Report every line of the records below that contains the word "label".

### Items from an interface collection
·····
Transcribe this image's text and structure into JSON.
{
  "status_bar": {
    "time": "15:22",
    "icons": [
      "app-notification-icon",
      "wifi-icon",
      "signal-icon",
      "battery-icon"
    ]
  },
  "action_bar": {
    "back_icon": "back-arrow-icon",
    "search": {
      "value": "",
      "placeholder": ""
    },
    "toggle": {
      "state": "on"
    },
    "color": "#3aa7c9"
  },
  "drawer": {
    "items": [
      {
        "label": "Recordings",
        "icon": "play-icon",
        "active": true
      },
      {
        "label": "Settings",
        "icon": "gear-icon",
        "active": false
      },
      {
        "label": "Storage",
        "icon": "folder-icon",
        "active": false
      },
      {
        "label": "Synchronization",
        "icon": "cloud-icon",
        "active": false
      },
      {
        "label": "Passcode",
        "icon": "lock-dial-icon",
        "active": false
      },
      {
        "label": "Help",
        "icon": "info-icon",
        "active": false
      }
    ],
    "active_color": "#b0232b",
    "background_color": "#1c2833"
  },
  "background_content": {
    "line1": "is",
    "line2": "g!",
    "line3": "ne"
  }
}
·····
### SOLVED EXERCISE
        "label": "Recordings",
        "label": "Settings",
        "label": "Storage",
        "label": "Synchronization",
        "label": "Passcode",
        "label": "Help",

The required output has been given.